If it feels like just the other day that Steven Soderbergh released a new movie -- well, it pretty much was. Ahead of the supposed sabbatical from filmmaking he's threatening to make at the end of this year, the Oscar-winning director has been on a tear, perhaps hoping to churn out enough films in a short space of time that audiences won't miss him for a while. In the last 10 months, he's given us a double-shot of nifty genre action in "Contagion" and "Haywire," while this Friday sees the release of male-stripper comedy "Magic Mike" -- an unapologetically fizzy entertainment that is nonetheless scoring the director his strongest reviews in some time.

With 24 features now in the can for Soderbergh, it seemed appropriate to devote this week's edition of The Lists to his decidedly catholic, even eccentric, filmography, which runs the gamut from bright studio popcorners like "Ocean's Eleven" to classy prestige drama like "Traffic" to square-peg experiments like "The Girlfriend Experience" to such outright esoterica as "Schizopolis" -- but since I already offered a Top 10 Soderbergh films list a few years ago, I decided to shift focus to his equally wide-ranging work with actors.
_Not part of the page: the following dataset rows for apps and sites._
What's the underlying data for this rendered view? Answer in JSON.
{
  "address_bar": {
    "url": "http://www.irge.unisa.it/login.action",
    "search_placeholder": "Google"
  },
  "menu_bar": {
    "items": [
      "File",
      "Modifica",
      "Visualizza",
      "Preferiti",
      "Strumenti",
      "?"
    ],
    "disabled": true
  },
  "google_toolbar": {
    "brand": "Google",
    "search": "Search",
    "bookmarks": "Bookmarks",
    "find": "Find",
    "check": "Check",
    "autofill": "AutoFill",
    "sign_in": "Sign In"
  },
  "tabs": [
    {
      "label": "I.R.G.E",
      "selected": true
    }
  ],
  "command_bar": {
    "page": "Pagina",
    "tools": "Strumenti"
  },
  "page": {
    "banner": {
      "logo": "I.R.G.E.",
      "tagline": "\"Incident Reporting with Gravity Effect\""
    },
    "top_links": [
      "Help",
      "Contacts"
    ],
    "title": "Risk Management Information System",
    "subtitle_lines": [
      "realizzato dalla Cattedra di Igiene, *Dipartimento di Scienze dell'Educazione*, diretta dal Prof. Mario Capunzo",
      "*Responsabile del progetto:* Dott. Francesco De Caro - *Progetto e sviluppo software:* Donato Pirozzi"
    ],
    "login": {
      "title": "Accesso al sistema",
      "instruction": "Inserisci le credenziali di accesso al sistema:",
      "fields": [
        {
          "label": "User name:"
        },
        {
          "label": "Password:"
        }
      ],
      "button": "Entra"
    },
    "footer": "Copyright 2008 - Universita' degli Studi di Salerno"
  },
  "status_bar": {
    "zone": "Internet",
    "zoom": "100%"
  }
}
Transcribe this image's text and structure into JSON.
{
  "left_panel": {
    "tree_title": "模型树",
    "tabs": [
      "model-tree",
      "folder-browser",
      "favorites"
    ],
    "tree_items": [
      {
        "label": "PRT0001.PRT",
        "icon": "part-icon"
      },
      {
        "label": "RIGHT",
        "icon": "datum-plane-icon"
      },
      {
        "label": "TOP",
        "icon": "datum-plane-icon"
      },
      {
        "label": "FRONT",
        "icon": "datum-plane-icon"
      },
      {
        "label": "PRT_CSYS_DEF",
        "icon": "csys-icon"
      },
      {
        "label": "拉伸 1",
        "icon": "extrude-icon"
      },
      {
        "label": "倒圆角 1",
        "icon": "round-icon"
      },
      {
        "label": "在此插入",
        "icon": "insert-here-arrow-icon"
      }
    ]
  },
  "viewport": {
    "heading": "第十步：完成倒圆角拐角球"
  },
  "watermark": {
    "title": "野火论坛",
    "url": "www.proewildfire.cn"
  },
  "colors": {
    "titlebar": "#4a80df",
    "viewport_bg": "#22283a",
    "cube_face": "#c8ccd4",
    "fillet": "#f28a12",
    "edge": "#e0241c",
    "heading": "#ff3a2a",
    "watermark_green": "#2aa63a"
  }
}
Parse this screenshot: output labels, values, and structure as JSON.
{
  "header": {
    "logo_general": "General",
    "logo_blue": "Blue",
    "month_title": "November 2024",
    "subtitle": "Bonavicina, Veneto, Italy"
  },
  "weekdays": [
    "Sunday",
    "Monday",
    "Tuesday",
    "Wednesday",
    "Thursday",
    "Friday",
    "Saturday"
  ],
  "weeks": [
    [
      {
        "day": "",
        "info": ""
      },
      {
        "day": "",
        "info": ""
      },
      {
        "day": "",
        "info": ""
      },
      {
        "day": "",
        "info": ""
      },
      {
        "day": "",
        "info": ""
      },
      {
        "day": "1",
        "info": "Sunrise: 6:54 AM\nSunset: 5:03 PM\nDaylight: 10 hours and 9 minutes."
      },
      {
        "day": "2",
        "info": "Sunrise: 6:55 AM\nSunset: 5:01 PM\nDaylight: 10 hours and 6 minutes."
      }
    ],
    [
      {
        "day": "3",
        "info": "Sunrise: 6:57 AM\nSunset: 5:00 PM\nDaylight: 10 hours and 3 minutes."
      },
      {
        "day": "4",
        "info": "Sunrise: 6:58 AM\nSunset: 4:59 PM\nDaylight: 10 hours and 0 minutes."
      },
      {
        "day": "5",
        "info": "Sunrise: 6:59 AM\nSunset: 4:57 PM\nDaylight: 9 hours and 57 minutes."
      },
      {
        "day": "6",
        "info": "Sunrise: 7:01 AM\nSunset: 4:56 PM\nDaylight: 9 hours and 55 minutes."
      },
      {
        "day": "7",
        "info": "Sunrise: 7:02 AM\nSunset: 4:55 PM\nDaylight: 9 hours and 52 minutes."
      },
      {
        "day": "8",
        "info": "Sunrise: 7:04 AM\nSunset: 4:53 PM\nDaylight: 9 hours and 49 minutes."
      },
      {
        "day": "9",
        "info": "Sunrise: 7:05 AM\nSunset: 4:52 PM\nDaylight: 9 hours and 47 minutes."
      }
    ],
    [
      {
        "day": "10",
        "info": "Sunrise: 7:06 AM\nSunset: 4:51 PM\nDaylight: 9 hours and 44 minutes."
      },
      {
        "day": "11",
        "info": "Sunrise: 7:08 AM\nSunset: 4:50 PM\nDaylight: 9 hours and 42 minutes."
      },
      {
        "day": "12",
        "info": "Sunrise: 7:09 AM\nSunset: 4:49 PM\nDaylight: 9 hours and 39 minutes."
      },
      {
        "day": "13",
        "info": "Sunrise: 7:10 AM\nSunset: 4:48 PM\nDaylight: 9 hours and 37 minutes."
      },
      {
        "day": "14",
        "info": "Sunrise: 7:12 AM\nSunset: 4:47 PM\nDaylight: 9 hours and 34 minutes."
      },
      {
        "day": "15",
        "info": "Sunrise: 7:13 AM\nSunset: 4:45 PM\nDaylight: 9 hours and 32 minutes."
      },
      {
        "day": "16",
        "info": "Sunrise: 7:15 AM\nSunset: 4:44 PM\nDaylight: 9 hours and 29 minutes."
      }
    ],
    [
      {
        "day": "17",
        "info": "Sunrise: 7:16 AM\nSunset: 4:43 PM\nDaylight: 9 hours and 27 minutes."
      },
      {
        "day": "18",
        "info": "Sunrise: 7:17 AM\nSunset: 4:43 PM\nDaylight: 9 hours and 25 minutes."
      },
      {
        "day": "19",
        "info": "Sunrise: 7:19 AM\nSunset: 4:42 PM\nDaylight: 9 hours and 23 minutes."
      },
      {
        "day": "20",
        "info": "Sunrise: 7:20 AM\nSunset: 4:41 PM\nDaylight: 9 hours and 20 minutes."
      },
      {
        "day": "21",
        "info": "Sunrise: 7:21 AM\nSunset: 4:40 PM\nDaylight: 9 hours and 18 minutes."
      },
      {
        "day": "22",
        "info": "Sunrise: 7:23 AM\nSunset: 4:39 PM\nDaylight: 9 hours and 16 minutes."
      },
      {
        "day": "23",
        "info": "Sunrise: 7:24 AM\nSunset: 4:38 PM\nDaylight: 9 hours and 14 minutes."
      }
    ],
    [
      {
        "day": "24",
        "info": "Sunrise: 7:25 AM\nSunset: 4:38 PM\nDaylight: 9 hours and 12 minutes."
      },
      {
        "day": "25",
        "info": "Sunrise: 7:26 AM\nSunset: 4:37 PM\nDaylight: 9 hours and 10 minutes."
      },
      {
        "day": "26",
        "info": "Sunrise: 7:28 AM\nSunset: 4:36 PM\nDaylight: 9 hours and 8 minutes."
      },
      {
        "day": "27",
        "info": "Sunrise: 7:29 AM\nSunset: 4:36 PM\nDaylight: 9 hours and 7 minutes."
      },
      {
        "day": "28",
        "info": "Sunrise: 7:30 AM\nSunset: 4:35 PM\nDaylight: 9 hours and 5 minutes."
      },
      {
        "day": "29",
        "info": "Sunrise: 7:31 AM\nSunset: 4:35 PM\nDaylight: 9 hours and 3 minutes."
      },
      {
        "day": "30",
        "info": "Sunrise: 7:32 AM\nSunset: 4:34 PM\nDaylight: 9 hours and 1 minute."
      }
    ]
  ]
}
Soderbergh's films often aren't expressly designed as performance showcases, but very few of them don't feature interesting thespian work -- largely because his approach to casting is as restless and open-minded as his choice in scripts. There aren't many filmmakers who are as happy working with A-list Hollywood royalty -- George Clooney, say, or Julia Roberts -- as the wholly non-pro cast of "Bubble," or performers from alternative backgrounds like pornographic actress Sasha Grey or MMA fighter Gina Carano.

Soderbergh doesn't appear to make much of a distinction between these categories -- once on camera, an actor is an actor is an actor. As a result, his work with major stars can be as surprising and revelatory as his more off-the-beaten-track discoveries: witness Clooney in "Solaris," for example, deprived of his default charisma, forced to be alone, grayer, graver and more human as a result.

Indeed, Soderbergh seems often to fare best with actors whose ranges are ostensibly limited. As I drew up the shortlist for this Top 10, I was struck how many of the names I was considering -- Jennifer Lopez, for example, or Andie MacDowell -- are not necessarily powerhouse (or even especially good) actors, yet were on uncharacteristically vital or nervy form under Soderbergh's hand. Alex Pettyfer, widely dismissed by critics as a mannequin prior to "Magic Mike," appears to be the latest beneficiary. Of course, Soderbergh does right by gifted actors, too -- you won't be surprised to find two entries for Benicio Del Toro in the list below.

With such a range of actors and approaches across 24 films, I wound up with a longer shortlist than I expected to have, but these, finally, are the 10 I kept coming back to. Check out the list in the gallery below, and be sure to share your own thoughts and favorites in the comments section.

"Magic Mike" opens in theaters nationwide on June 29.